::: Input material :::

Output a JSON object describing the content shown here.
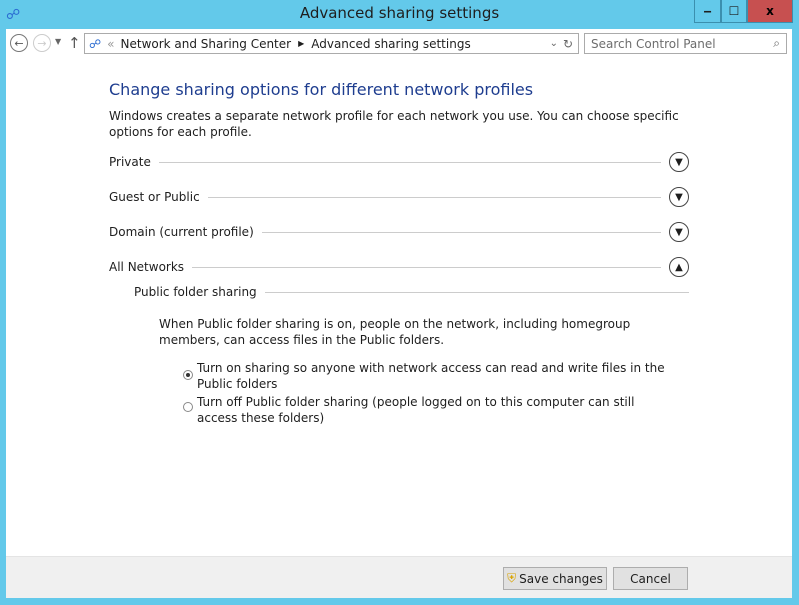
{
  "window": {
    "title": "Advanced sharing settings",
    "minimize": "‒",
    "maximize": "☐",
    "close": "x"
  },
  "nav": {
    "breadcrumb": [
      "Network and Sharing Center",
      "Advanced sharing settings"
    ],
    "search_placeholder": "Search Control Panel"
  },
  "main": {
    "heading": "Change sharing options for different network profiles",
    "intro": "Windows creates a separate network profile for each network you use. You can choose specific options for each profile.",
    "sections": [
      {
        "label": "Private",
        "expanded": false
      },
      {
        "label": "Guest or Public",
        "expanded": false
      },
      {
        "label": "Domain (current profile)",
        "expanded": false
      },
      {
        "label": "All Networks",
        "expanded": true
      }
    ],
    "subsection": "Public folder sharing",
    "description": "When Public folder sharing is on, people on the network, including homegroup members, can access files in the Public folders.",
    "options": [
      {
        "label": "Turn on sharing so anyone with network access can read and write files in the Public folders",
        "selected": true
      },
      {
        "label": "Turn off Public folder sharing (people logged on to this computer can still access these folders)",
        "selected": false
      }
    ]
  },
  "footer": {
    "save": "Save changes",
    "cancel": "Cancel"
  }
}
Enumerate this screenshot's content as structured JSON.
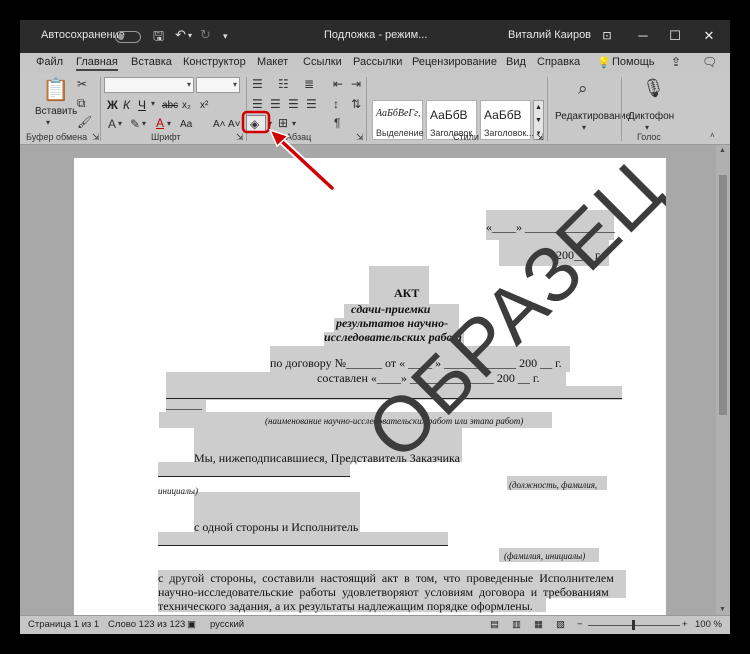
{
  "titlebar": {
    "autosave_label": "Автосохранение",
    "doc_title": "Подложка  -  режим...",
    "user_name": "Виталий Каиров"
  },
  "menu": {
    "tabs": [
      "Файл",
      "Главная",
      "Вставка",
      "Конструктор",
      "Макет",
      "Ссылки",
      "Рассылки",
      "Рецензирование",
      "Вид",
      "Справка",
      "Помощь"
    ]
  },
  "ribbon": {
    "paste_label": "Вставить",
    "clipboard_group": "Буфер обмена",
    "font_group": "Шрифт",
    "paragraph_group": "Абзац",
    "styles_group": "Стили",
    "voice_group": "Голос",
    "bold": "Ж",
    "italic": "К",
    "underline": "Ч",
    "strike": "abc",
    "subscript": "x₂",
    "superscript": "x²",
    "font_grow": "A˄",
    "font_shrink": "A˅",
    "change_case": "Aa",
    "styles": [
      {
        "preview": "АаБбВеГг,",
        "name": "Выделение"
      },
      {
        "preview": "АаБбВ",
        "name": "Заголовок"
      },
      {
        "preview": "АаБбВ",
        "name": "Заголовок..."
      }
    ],
    "editing_label": "Редактирование",
    "dictate_label": "Диктофон"
  },
  "document": {
    "date_line": "«____» _______________",
    "year_line": "200___  г.",
    "act_title": "АКТ",
    "act_sub1": "сдачи-приемки",
    "act_sub2": "результатов научно-",
    "act_sub3": "исследовательских работ",
    "contract_line": "по договору №______ от « ____ » ____________ 200 __ г.",
    "compiled_line": "составлен «____» ______________  200 __  г.",
    "short_line": "______",
    "work_caption": "(наименование научно-исследовательских работ или этапа работ)",
    "we_line": "Мы, нижеподписавшиеся, Представитель Заказчика",
    "position_caption": "(должность, фамилия,",
    "initials_caption": "инициалы)",
    "one_side": "с одной стороны и Исполнитель",
    "fio_caption": "(фамилия, инициалы)",
    "para1": "с другой стороны, составили настоящий акт в том, что проведенные Исполнителем",
    "para2": "научно-исследовательские работы удовлетворяют условиям договора и требованиям",
    "para3": "технического задания, а их результаты надлежащим порядке оформлены.",
    "watermark": "ОБРАЗЕЦ"
  },
  "status": {
    "page": "Страница 1 из 1",
    "words": "Слово 123 из 123",
    "language": "русский",
    "zoom": "100 %"
  }
}
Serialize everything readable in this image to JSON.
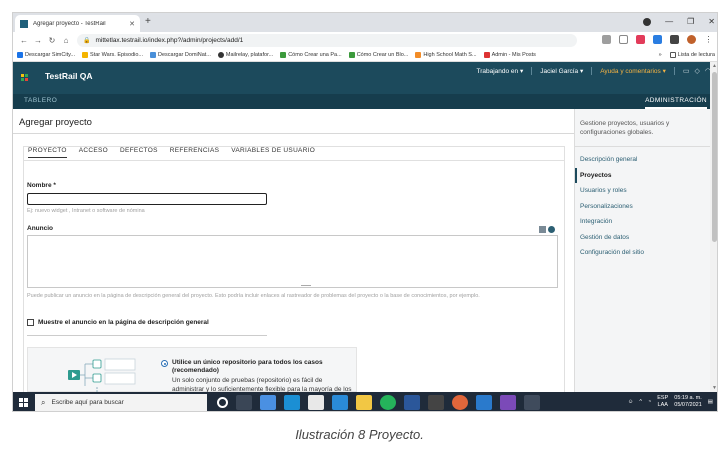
{
  "browser": {
    "tab_title": "Agregar proyecto - TestRail",
    "url": "mittetlax.testrail.io/index.php?/admin/projects/add/1",
    "bookmarks": [
      "Descargar SimCity...",
      "Star Wars. Episodio...",
      "Descargar DomiNat...",
      "Mailrelay, platafor...",
      "Cómo Crear una Pa...",
      "Cómo Crear un Blo...",
      "High School Math S...",
      "Admin - Mis Posts"
    ],
    "reading_list": "Lista de lectura",
    "more_bookmarks": "»"
  },
  "app": {
    "name": "TestRail QA",
    "menu": {
      "working_in": "Trabajando en ▾",
      "user": "Jaciel García ▾",
      "help": "Ayuda y comentarios ▾"
    },
    "nav_left": "TABLERO",
    "nav_right": "ADMINISTRACIÓN"
  },
  "page": {
    "title": "Agregar proyecto",
    "tabs": [
      "PROYECTO",
      "ACCESO",
      "DEFECTOS",
      "REFERENCIAS",
      "VARIABLES DE USUARIO"
    ],
    "name_label": "Nombre *",
    "name_value": "",
    "name_hint": "Ej: nuevo widget , Intranet o software de nómina",
    "announcement_label": "Anuncio",
    "announcement_value": "",
    "announcement_hint": "Puede publicar un anuncio en la página de descripción general del proyecto. Esto podría incluir enlaces al rastreador de problemas del proyecto o la base de conocimientos, por ejemplo.",
    "show_announcement_label": "Muestre el anuncio en la página de descripción general",
    "repo_option_title": "Utilice un único repositorio para todos los casos (recomendado)",
    "repo_option_desc": "Un solo conjunto de pruebas (repositorio) es fácil de administrar y lo suficientemente flexible para la mayoría de los proyectos con pocas o ninguna versión simultánea"
  },
  "sidebar": {
    "description": "Gestione proyectos, usuarios y configuraciones globales.",
    "items": [
      "Descripción general",
      "Proyectos",
      "Usuarios y roles",
      "Personalizaciones",
      "Integración",
      "Gestión de datos",
      "Configuración del sitio"
    ],
    "active_index": 1
  },
  "taskbar": {
    "search_placeholder": "Escribe aquí para buscar",
    "lang_top": "ESP",
    "lang_bottom": "LAA",
    "time": "05:19 a. m.",
    "date": "05/07/2021"
  },
  "caption": "Ilustración 8 Proyecto.",
  "colors": {
    "header": "#1c4a5c",
    "accent_help": "#f5b342",
    "link": "#2c5f73",
    "taskbar": "#1f2b3a"
  }
}
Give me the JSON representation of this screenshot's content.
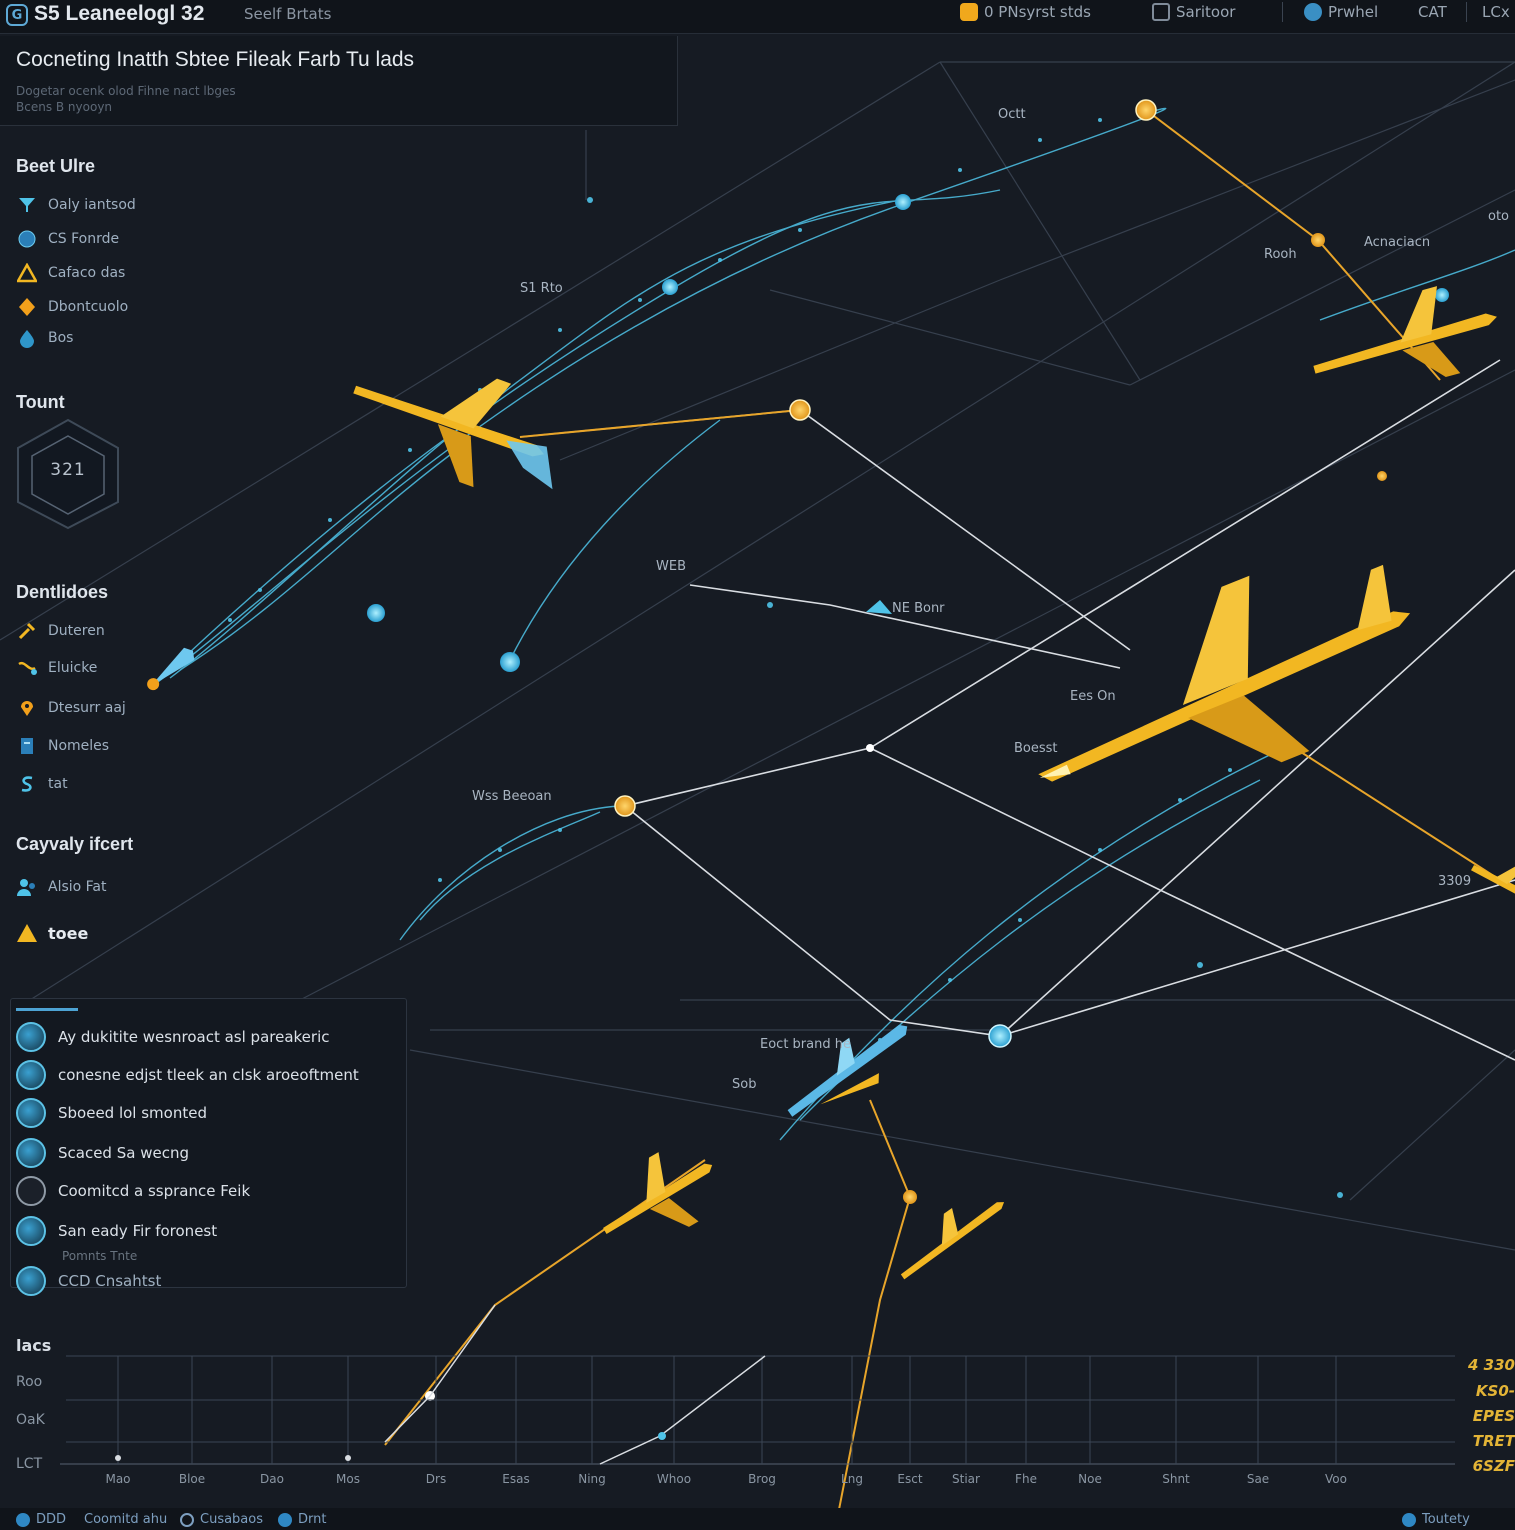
{
  "topbar": {
    "logo_glyph": "G",
    "app_title": "S5 Leaneelogl 32",
    "app_subtitle": "Seelf Brtats",
    "btn_status": "0 PNsyrst stds",
    "btn_settings": "Saritoor",
    "btn_profile": "Prwhel",
    "btn_cat": "CAT",
    "btn_lc": "LCx"
  },
  "title_card": {
    "heading": "Cocneting Inatth Sbtee Fileak Farb Tu lads",
    "subline1": "Dogetar ocenk olod Fihne nact lbges",
    "subline2": "Bcens B nyooyn"
  },
  "sidebar": {
    "legend_title": "Beet Ulre",
    "legend_items": [
      {
        "label": "Oaly iantsod",
        "icon": "funnel-icon"
      },
      {
        "label": "CS Fonrde",
        "icon": "globe-icon"
      },
      {
        "label": "Cafaco das",
        "icon": "triangle-icon"
      },
      {
        "label": "Dbontcuolo",
        "icon": "diamond-icon"
      },
      {
        "label": "Bos",
        "icon": "drop-icon"
      }
    ],
    "count_title": "Tount",
    "count_value": "321",
    "details_title": "Dentlidoes",
    "details_items": [
      {
        "label": "Duteren",
        "icon": "tool-icon"
      },
      {
        "label": "Eluicke",
        "icon": "route-icon"
      },
      {
        "label": "Dtesurr aaj",
        "icon": "pin-icon"
      },
      {
        "label": "Nomeles",
        "icon": "doc-icon"
      },
      {
        "label": "tat",
        "icon": "s-icon"
      }
    ],
    "capacity_title": "Cayvaly ifcert",
    "capacity_items": [
      {
        "label": "Alsio Fat",
        "icon": "people-icon"
      },
      {
        "label": "toee",
        "icon": "warning-icon"
      }
    ]
  },
  "notifications": [
    {
      "text": "Ay dukitite wesnroact asl pareakeric"
    },
    {
      "text": "conesne edjst tleek an clsk aroeoftment"
    },
    {
      "text": "Sboeed lol smonted"
    },
    {
      "text": "Scaced Sa wecng"
    },
    {
      "text": "Coomitcd a ssprance Feik"
    },
    {
      "text": "San eady Fir foronest"
    },
    {
      "text": "CCD Cnsahtst"
    }
  ],
  "notification_subtext": "Pomnts Tnte",
  "map_labels": {
    "l1": "Octt",
    "l2": "S1 Rto",
    "l3": "Rooh",
    "l4": "Acnaciacn",
    "l5": "oto",
    "l6": "WEB",
    "l7": "NE Bonr",
    "l8": "Ees On",
    "l9": "Boesst",
    "l10": "Wss Beeoan",
    "l11": "3309",
    "l12": "Eoct brand he",
    "l13": "Sob"
  },
  "timeline": {
    "title": "lacs",
    "y_labels": [
      "Roo",
      "OaK",
      "LCT"
    ],
    "x_labels": [
      "Mao",
      "Bloe",
      "Dao",
      "Mos",
      "Drs",
      "Esas",
      "Ning",
      "Whoo",
      "Brog",
      "Lng",
      "Esct",
      "Stiar",
      "Fhe",
      "Noe",
      "Shnt",
      "Sae",
      "Voo"
    ],
    "right_labels": [
      "4 330",
      "KS0-",
      "EPES",
      "TRET",
      "6SZF"
    ]
  },
  "bottombar": {
    "item1": "DDD",
    "item2": "Coomitd ahu",
    "item3": "Cusabaos",
    "item4": "Drnt",
    "item5": "Toutety"
  },
  "colors": {
    "background": "#161b23",
    "accent_cyan": "#4fc3e8",
    "accent_yellow": "#f2b722",
    "route_white": "#d9dde2"
  }
}
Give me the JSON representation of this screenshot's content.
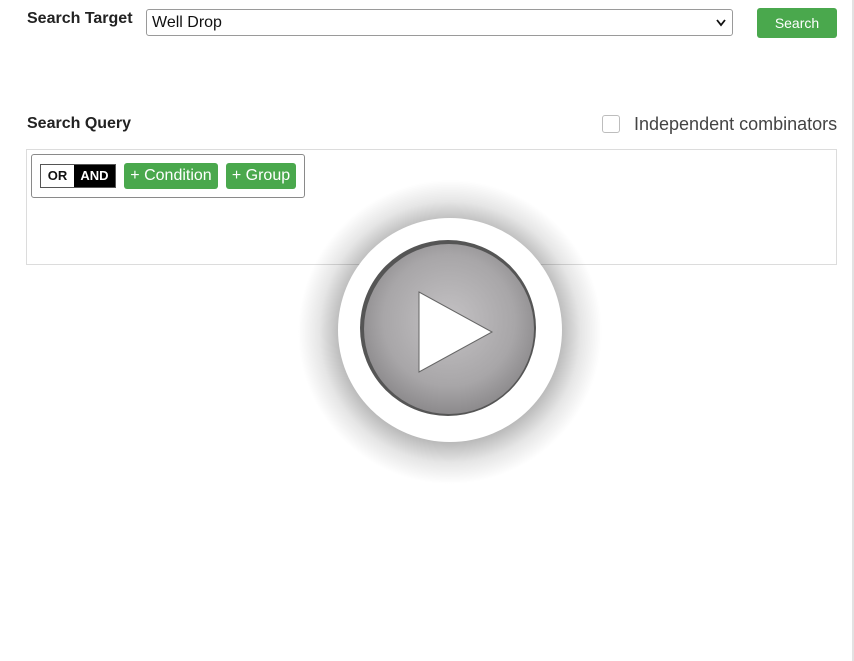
{
  "search_target": {
    "label": "Search Target",
    "selected": "Well Drop",
    "button_label": "Search"
  },
  "search_query": {
    "label": "Search Query",
    "independent_combinators_label": "Independent combinators",
    "independent_combinators_checked": false,
    "combinator": {
      "or_label": "OR",
      "and_label": "AND",
      "active": "AND"
    },
    "add_condition_label": "+ Condition",
    "add_group_label": "+ Group"
  },
  "overlay": {
    "icon": "play-icon"
  },
  "colors": {
    "accent_green": "#4aa84d",
    "combinator_active": "#000000"
  }
}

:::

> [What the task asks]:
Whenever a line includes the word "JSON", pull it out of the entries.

> [The completed task]:
Output a JSON object describing the content shown here.
Enumerate this screenshot's content as structured JSON.
Serialize everything readable in this image to JSON.
Give me the JSON representation of this screenshot's content.
Give me the JSON representation of this screenshot's content.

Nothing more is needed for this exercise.